▶ **Work to be completed**
What you return should match the data below exactly, with no pictures in it.

_ _ _ _ _

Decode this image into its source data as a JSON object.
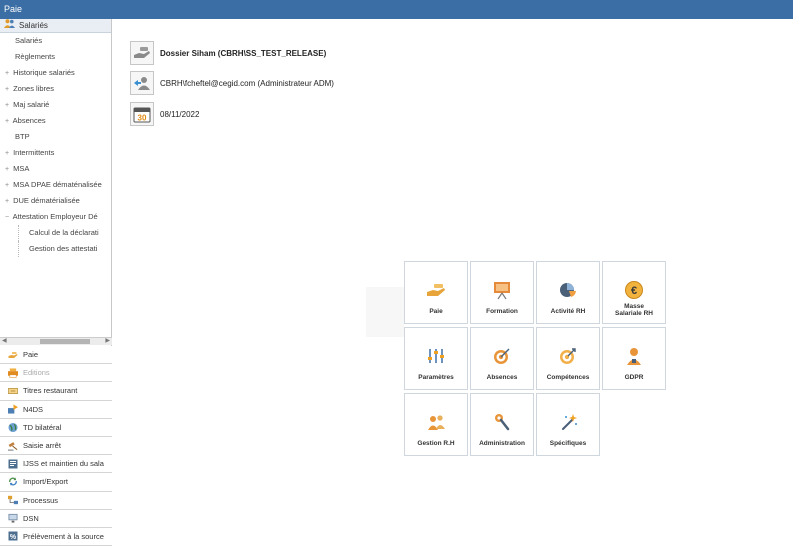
{
  "window": {
    "title": "Paie"
  },
  "sidebar": {
    "section_title": "Salariés",
    "tree": [
      {
        "label": "Salariés",
        "level": "l1n",
        "exp": ""
      },
      {
        "label": "Règlements",
        "level": "l1n",
        "exp": ""
      },
      {
        "label": "Historique salariés",
        "level": "l1",
        "exp": "+"
      },
      {
        "label": "Zones libres",
        "level": "l1",
        "exp": "+"
      },
      {
        "label": "Maj salarié",
        "level": "l1",
        "exp": "+"
      },
      {
        "label": "Absences",
        "level": "l1",
        "exp": "+"
      },
      {
        "label": "BTP",
        "level": "l1n",
        "exp": ""
      },
      {
        "label": "Intermittents",
        "level": "l1",
        "exp": "+"
      },
      {
        "label": "MSA",
        "level": "l1",
        "exp": "+"
      },
      {
        "label": "MSA DPAE dématénalisée",
        "level": "l1",
        "exp": "+"
      },
      {
        "label": "DUE dématérialisée",
        "level": "l1",
        "exp": "+"
      },
      {
        "label": "Attestation Employeur Dé",
        "level": "l1",
        "exp": "−"
      },
      {
        "label": "Calcul de la déclarati",
        "level": "l2",
        "exp": ""
      },
      {
        "label": "Gestion des attestati",
        "level": "l2",
        "exp": ""
      }
    ],
    "modules": [
      {
        "label": "Paie",
        "icon": "hand-coin-icon",
        "disabled": false
      },
      {
        "label": "Editions",
        "icon": "printer-icon",
        "disabled": true
      },
      {
        "label": "Titres restaurant",
        "icon": "ticket-icon",
        "disabled": false
      },
      {
        "label": "N4DS",
        "icon": "n4ds-icon",
        "disabled": false
      },
      {
        "label": "TD bilatéral",
        "icon": "globe-icon",
        "disabled": false
      },
      {
        "label": "Saisie arrêt",
        "icon": "gavel-icon",
        "disabled": false
      },
      {
        "label": "IJSS et maintien du sala",
        "icon": "document-icon",
        "disabled": false
      },
      {
        "label": "Import/Export",
        "icon": "arrows-cycle-icon",
        "disabled": false
      },
      {
        "label": "Processus",
        "icon": "process-icon",
        "disabled": false
      },
      {
        "label": "DSN",
        "icon": "monitor-icon",
        "disabled": false
      },
      {
        "label": "Prélèvement à la source",
        "icon": "tax-icon",
        "disabled": false
      }
    ]
  },
  "main": {
    "dossier": "Dossier Siham (CBRH\\SS_TEST_RELEASE)",
    "user": "CBRH\\fcheftel@cegid.com (Administrateur ADM)",
    "date": "08/11/2022",
    "calendar_day": "30",
    "tiles": [
      {
        "label": "Paie",
        "icon": "hand-coin-icon"
      },
      {
        "label": "Formation",
        "icon": "presentation-board-icon"
      },
      {
        "label": "Activité RH",
        "icon": "pie-chart-icon"
      },
      {
        "label": "Masse Salariale RH",
        "icon": "euro-coin-icon"
      },
      {
        "label": "Paramètres",
        "icon": "sliders-icon"
      },
      {
        "label": "Absences",
        "icon": "target-icon"
      },
      {
        "label": "Compétences",
        "icon": "target-arrow-icon"
      },
      {
        "label": "GDPR",
        "icon": "user-shield-icon"
      },
      {
        "label": "Gestion R.H",
        "icon": "users-icon"
      },
      {
        "label": "Administration",
        "icon": "wrench-icon"
      },
      {
        "label": "Spécifiques",
        "icon": "magic-wand-icon"
      }
    ]
  },
  "colors": {
    "titlebar": "#3a6ea5",
    "accent_orange": "#f0a020",
    "accent_blue": "#3a6ea5"
  }
}
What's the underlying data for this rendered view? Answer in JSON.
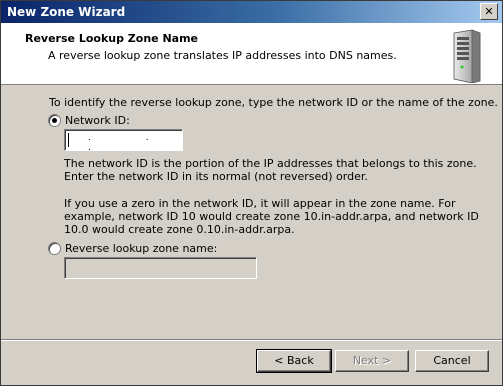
{
  "window": {
    "title": "New Zone Wizard",
    "close_glyph": "✕"
  },
  "header": {
    "title": "Reverse Lookup Zone Name",
    "subtitle": "A reverse lookup zone translates IP addresses into DNS names.",
    "icon": "server-icon"
  },
  "body": {
    "intro": "To identify the reverse lookup zone, type the network ID or the name of the zone.",
    "option_network_id": {
      "label": "Network ID:",
      "selected": true,
      "value": ". . ."
    },
    "network_help_1": "The network ID is the portion of the IP addresses that belongs to this zone. Enter the network ID in its normal (not reversed) order.",
    "network_help_2": "If you use a zero in the network ID, it will appear in the zone name. For example, network ID 10 would create zone 10.in-addr.arpa, and network ID 10.0 would create zone 0.10.in-addr.arpa.",
    "option_zone_name": {
      "label": "Reverse lookup zone name:",
      "selected": false,
      "value": ""
    }
  },
  "buttons": {
    "back": "< Back",
    "next": "Next >",
    "cancel": "Cancel"
  }
}
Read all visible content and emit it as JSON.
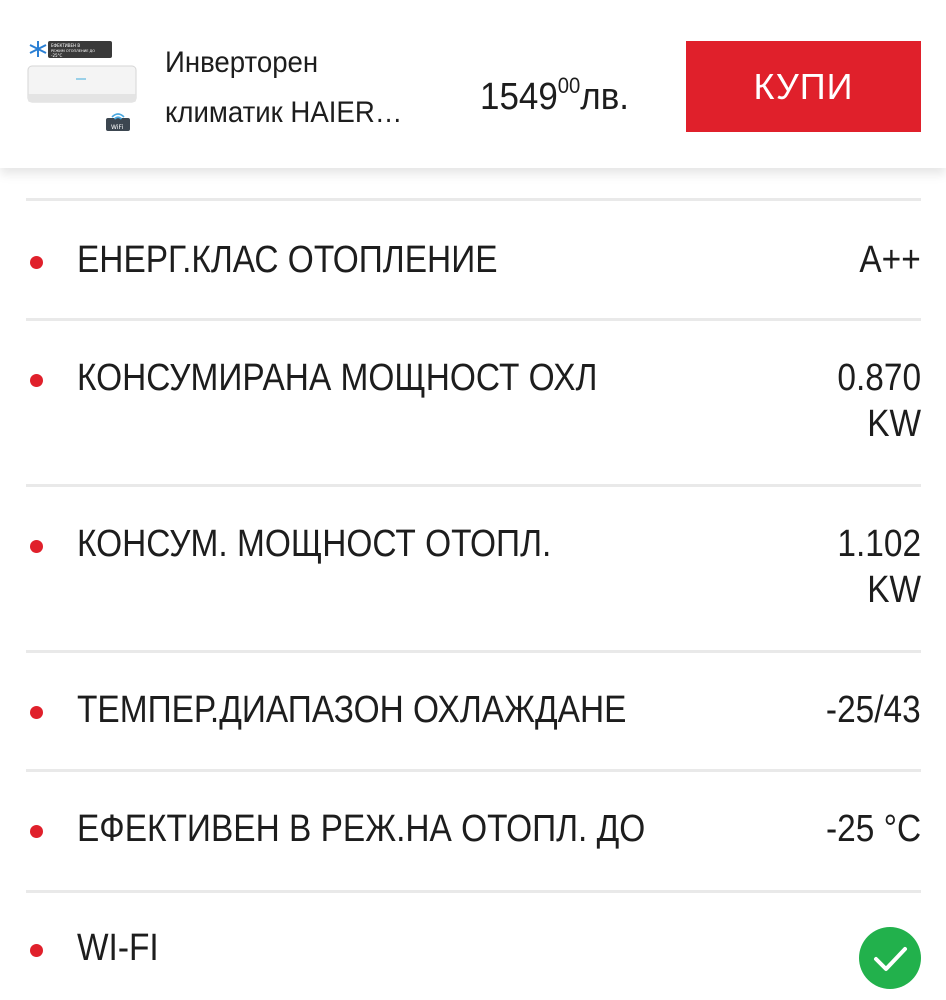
{
  "header": {
    "title_line1": "Инверторен",
    "title_line2": "климатик HAIER…",
    "price_main": "1549",
    "price_cents": "00",
    "price_currency": "лв.",
    "buy_label": "КУПИ",
    "thumb_badge": "ЕФЕКТИВЕН В\nРЕЖИМ ОТОПЛЕНИЕ ДО\n-25°C",
    "wifi_badge": "WiFi"
  },
  "specs": [
    {
      "label": "ЕНЕРГ.КЛАС ОТОПЛЕНИЕ",
      "value": "A++"
    },
    {
      "label": "КОНСУМИРАНА МОЩНОСТ ОХЛ",
      "value": "0.870\nKW"
    },
    {
      "label": "КОНСУМ. МОЩНОСТ ОТОПЛ.",
      "value": "1.102\nKW"
    },
    {
      "label": "ТЕМПЕР.ДИАПАЗОН ОХЛАЖДАНЕ",
      "value": "-25/43"
    },
    {
      "label": "ЕФЕКТИВЕН В РЕЖ.НА ОТОПЛ. ДО",
      "value": "-25 °C"
    },
    {
      "label": "WI-FI",
      "value_icon": "check-icon"
    }
  ],
  "colors": {
    "accent_red": "#e0202b",
    "check_green": "#22b14c",
    "divider": "#e9e9e9"
  }
}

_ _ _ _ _

▶ **Answer section**
Decode this image into its source data as a JSON object.
{
  "window": {
    "title": "Paie"
  },
  "sidebar": {
    "section_title": "Salariés",
    "tree": [
      {
        "label": "Salariés",
        "level": "l1n",
        "exp": ""
      },
      {
        "label": "Règlements",
        "level": "l1n",
        "exp": ""
      },
      {
        "label": "Historique salariés",
        "level": "l1",
        "exp": "+"
      },
      {
        "label": "Zones libres",
        "level": "l1",
        "exp": "+"
      },
      {
        "label": "Maj salarié",
        "level": "l1",
        "exp": "+"
      },
      {
        "label": "Absences",
        "level": "l1",
        "exp": "+"
      },
      {
        "label": "BTP",
        "level": "l1n",
        "exp": ""
      },
      {
        "label": "Intermittents",
        "level": "l1",
        "exp": "+"
      },
      {
        "label": "MSA",
        "level": "l1",
        "exp": "+"
      },
      {
        "label": "MSA DPAE dématénalisée",
        "level": "l1",
        "exp": "+"
      },
      {
        "label": "DUE dématérialisée",
        "level": "l1",
        "exp": "+"
      },
      {
        "label": "Attestation Employeur Dé",
        "level": "l1",
        "exp": "−"
      },
      {
        "label": "Calcul de la déclarati",
        "level": "l2",
        "exp": ""
      },
      {
        "label": "Gestion des attestati",
        "level": "l2",
        "exp": ""
      }
    ],
    "modules": [
      {
        "label": "Paie",
        "icon": "hand-coin-icon",
        "disabled": false
      },
      {
        "label": "Editions",
        "icon": "printer-icon",
        "disabled": true
      },
      {
        "label": "Titres restaurant",
        "icon": "ticket-icon",
        "disabled": false
      },
      {
        "label": "N4DS",
        "icon": "n4ds-icon",
        "disabled": false
      },
      {
        "label": "TD bilatéral",
        "icon": "globe-icon",
        "disabled": false
      },
      {
        "label": "Saisie arrêt",
        "icon": "gavel-icon",
        "disabled": false
      },
      {
        "label": "IJSS et maintien du sala",
        "icon": "document-icon",
        "disabled": false
      },
      {
        "label": "Import/Export",
        "icon": "arrows-cycle-icon",
        "disabled": false
      },
      {
        "label": "Processus",
        "icon": "process-icon",
        "disabled": false
      },
      {
        "label": "DSN",
        "icon": "monitor-icon",
        "disabled": false
      },
      {
        "label": "Prélèvement à la source",
        "icon": "tax-icon",
        "disabled": false
      }
    ]
  },
  "main": {
    "dossier": "Dossier Siham (CBRH\\SS_TEST_RELEASE)",
    "user": "CBRH\\fcheftel@cegid.com (Administrateur ADM)",
    "date": "08/11/2022",
    "calendar_day": "30",
    "tiles": [
      {
        "label": "Paie",
        "icon": "hand-coin-icon"
      },
      {
        "label": "Formation",
        "icon": "presentation-board-icon"
      },
      {
        "label": "Activité RH",
        "icon": "pie-chart-icon"
      },
      {
        "label": "Masse Salariale RH",
        "icon": "euro-coin-icon"
      },
      {
        "label": "Paramètres",
        "icon": "sliders-icon"
      },
      {
        "label": "Absences",
        "icon": "target-icon"
      },
      {
        "label": "Compétences",
        "icon": "target-arrow-icon"
      },
      {
        "label": "GDPR",
        "icon": "user-shield-icon"
      },
      {
        "label": "Gestion R.H",
        "icon": "users-icon"
      },
      {
        "label": "Administration",
        "icon": "wrench-icon"
      },
      {
        "label": "Spécifiques",
        "icon": "magic-wand-icon"
      }
    ]
  },
  "colors": {
    "titlebar": "#3a6ea5",
    "accent_orange": "#f0a020",
    "accent_blue": "#3a6ea5"
  }
}
What's the underlying data for this rendered view? Answer in JSON.
{
  "window": {
    "title": "New Zone Wizard",
    "close_glyph": "✕"
  },
  "header": {
    "title": "Reverse Lookup Zone Name",
    "subtitle": "A reverse lookup zone translates IP addresses into DNS names.",
    "icon": "server-icon"
  },
  "body": {
    "intro": "To identify the reverse lookup zone, type the network ID or the name of the zone.",
    "option_network_id": {
      "label": "Network ID:",
      "selected": true,
      "value": ". . ."
    },
    "network_help_1": "The network ID is the portion of the IP addresses that belongs to this zone. Enter the network ID in its normal (not reversed) order.",
    "network_help_2": "If you use a zero in the network ID, it will appear in the zone name. For example, network ID 10 would create zone 10.in-addr.arpa, and network ID 10.0 would create zone 0.10.in-addr.arpa.",
    "option_zone_name": {
      "label": "Reverse lookup zone name:",
      "selected": false,
      "value": ""
    }
  },
  "buttons": {
    "back": "< Back",
    "next": "Next >",
    "cancel": "Cancel"
  }
}
Read all visible content and emit it as JSON.
{
  "header": {
    "title_line1": "Инверторен",
    "title_line2": "климатик HAIER…",
    "price_main": "1549",
    "price_cents": "00",
    "price_currency": "лв.",
    "buy_label": "КУПИ",
    "thumb_badge": "ЕФЕКТИВЕН В\nРЕЖИМ ОТОПЛЕНИЕ ДО\n-25°C",
    "wifi_badge": "WiFi"
  },
  "specs": [
    {
      "label": "ЕНЕРГ.КЛАС ОТОПЛЕНИЕ",
      "value": "A++"
    },
    {
      "label": "КОНСУМИРАНА МОЩНОСТ ОХЛ",
      "value": "0.870\nKW"
    },
    {
      "label": "КОНСУМ. МОЩНОСТ ОТОПЛ.",
      "value": "1.102\nKW"
    },
    {
      "label": "ТЕМПЕР.ДИАПАЗОН ОХЛАЖДАНЕ",
      "value": "-25/43"
    },
    {
      "label": "ЕФЕКТИВЕН В РЕЖ.НА ОТОПЛ. ДО",
      "value": "-25 °C"
    },
    {
      "label": "WI-FI",
      "value_icon": "check-icon"
    }
  ],
  "colors": {
    "accent_red": "#e0202b",
    "check_green": "#22b14c",
    "divider": "#e9e9e9"
  }
}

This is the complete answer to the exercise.